Lainey E, Wolfromm A, Marie N, Enot D, Scoazec M, Bouteloup C, Leroy C, Micol JB, De Botton S, Galluzzi L, Fenaux P, Kroemer G.

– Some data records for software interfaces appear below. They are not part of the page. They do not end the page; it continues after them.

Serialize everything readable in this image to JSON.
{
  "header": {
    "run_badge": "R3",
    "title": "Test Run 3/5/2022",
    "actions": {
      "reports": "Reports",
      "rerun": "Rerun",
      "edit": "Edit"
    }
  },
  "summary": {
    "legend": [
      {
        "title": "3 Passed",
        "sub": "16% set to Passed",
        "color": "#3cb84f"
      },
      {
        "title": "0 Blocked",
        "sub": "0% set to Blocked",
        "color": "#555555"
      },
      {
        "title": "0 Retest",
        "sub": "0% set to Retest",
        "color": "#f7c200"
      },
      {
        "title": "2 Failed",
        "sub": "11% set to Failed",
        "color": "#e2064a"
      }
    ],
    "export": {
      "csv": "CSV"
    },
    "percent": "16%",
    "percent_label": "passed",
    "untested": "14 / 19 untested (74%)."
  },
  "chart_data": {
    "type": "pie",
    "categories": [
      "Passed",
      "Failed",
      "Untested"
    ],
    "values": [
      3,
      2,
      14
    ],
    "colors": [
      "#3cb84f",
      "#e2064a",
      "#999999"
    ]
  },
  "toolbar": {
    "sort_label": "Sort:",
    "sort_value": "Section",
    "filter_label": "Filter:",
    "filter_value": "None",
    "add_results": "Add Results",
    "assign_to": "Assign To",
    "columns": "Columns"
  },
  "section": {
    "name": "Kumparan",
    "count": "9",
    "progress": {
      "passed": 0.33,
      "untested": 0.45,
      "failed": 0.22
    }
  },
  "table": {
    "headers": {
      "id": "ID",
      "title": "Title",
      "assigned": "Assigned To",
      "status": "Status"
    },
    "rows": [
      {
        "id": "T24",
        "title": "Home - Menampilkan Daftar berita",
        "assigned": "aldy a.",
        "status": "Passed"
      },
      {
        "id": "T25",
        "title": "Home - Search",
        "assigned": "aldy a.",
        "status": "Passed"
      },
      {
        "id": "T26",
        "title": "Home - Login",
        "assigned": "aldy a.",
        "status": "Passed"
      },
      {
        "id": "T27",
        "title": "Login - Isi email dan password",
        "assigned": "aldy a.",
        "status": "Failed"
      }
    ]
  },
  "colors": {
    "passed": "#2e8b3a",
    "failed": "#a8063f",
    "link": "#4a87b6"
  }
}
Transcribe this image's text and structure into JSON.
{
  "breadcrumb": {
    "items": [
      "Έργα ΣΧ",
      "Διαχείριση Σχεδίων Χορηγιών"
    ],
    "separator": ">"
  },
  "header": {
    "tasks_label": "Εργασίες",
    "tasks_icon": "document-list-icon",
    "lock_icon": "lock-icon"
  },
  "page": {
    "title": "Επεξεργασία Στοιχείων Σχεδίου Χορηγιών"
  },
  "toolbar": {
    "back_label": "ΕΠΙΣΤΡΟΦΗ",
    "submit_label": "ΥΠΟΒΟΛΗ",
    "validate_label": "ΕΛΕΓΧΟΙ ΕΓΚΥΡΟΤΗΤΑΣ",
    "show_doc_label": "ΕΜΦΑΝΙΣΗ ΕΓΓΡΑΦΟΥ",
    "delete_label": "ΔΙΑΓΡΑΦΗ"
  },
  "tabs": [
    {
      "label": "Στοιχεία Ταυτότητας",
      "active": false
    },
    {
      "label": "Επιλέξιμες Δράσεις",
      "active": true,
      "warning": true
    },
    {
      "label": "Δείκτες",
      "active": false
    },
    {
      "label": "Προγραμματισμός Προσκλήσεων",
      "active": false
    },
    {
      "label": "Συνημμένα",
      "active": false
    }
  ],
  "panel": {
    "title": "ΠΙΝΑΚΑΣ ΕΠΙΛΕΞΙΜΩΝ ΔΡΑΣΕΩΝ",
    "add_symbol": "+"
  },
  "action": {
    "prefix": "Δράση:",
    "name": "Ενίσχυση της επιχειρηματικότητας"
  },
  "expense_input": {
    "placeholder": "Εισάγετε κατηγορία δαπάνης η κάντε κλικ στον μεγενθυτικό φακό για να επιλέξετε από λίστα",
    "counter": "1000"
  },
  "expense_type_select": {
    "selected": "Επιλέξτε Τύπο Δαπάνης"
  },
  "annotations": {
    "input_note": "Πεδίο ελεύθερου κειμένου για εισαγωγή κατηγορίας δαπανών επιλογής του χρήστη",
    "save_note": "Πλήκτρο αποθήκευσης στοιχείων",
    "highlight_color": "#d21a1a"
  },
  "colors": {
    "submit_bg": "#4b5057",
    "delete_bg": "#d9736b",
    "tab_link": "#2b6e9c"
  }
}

The term myelodysplastic syndrome (MDS) identifies a heterogeneous group of clonal disorders originating from bone marrow stem cells that often progress to acute myeloid leukemia (AML). The reference treatments for MDS include the DNA methyltransferase inhibitors azacytidine and decitabine. Recently, the epidermal growth factor receptor (EGFR) inhibitor erlotinib has been shown to exert antileukemic activity in vitro and in vivo, independent of the EGFR. Thanks to this feature, erlotinib is currently being tested as an antileukemic drug in clinical trials. Here, we report that azacytidine and erlotinib mediate synergistic antineoplastic effects in several primary or secondary (post-MDS) AML cell lines. The combination of azacytidine and erlotinib blocked cell-cycle progression and induced caspase-dependent apoptosis more consistently than either of the two agents alone. These effects were not a consequence of cellular differentiation and could be discriminated from each other, as the former depended on caspases whereas the latter did not. The synergy between azacitidine and erlotinib, which involved the proteasomal degradation of the anti-apoptotic Bcl-2 family members MCL-1 and BCL2L10 and the upregulation of their pro-apoptotic counterpart PUMA, was abolished when azacytidine was replaced by decitabine but persisted when erlotinib was substituted with gefitinib, another EGFR inhibitor. Of note, the intracellular accumulation of azacytidine was exacerbated by both erlotinib and gefitinib, pointing to a pharmacokinetic mechanism of synergy. In approximately half of the cases studied, marrow and circulating blasts from MDS and AML patients, respectively, exhibited hyperadditive cytotoxic responses to the combination of azacytidine and erlotinib. These results strongly suggest that the combination of azacytidine and erlotinib may exert clinically relevant antileukemic effects.http://www.ncbi.nlm.nih.gov/pubmed/23085751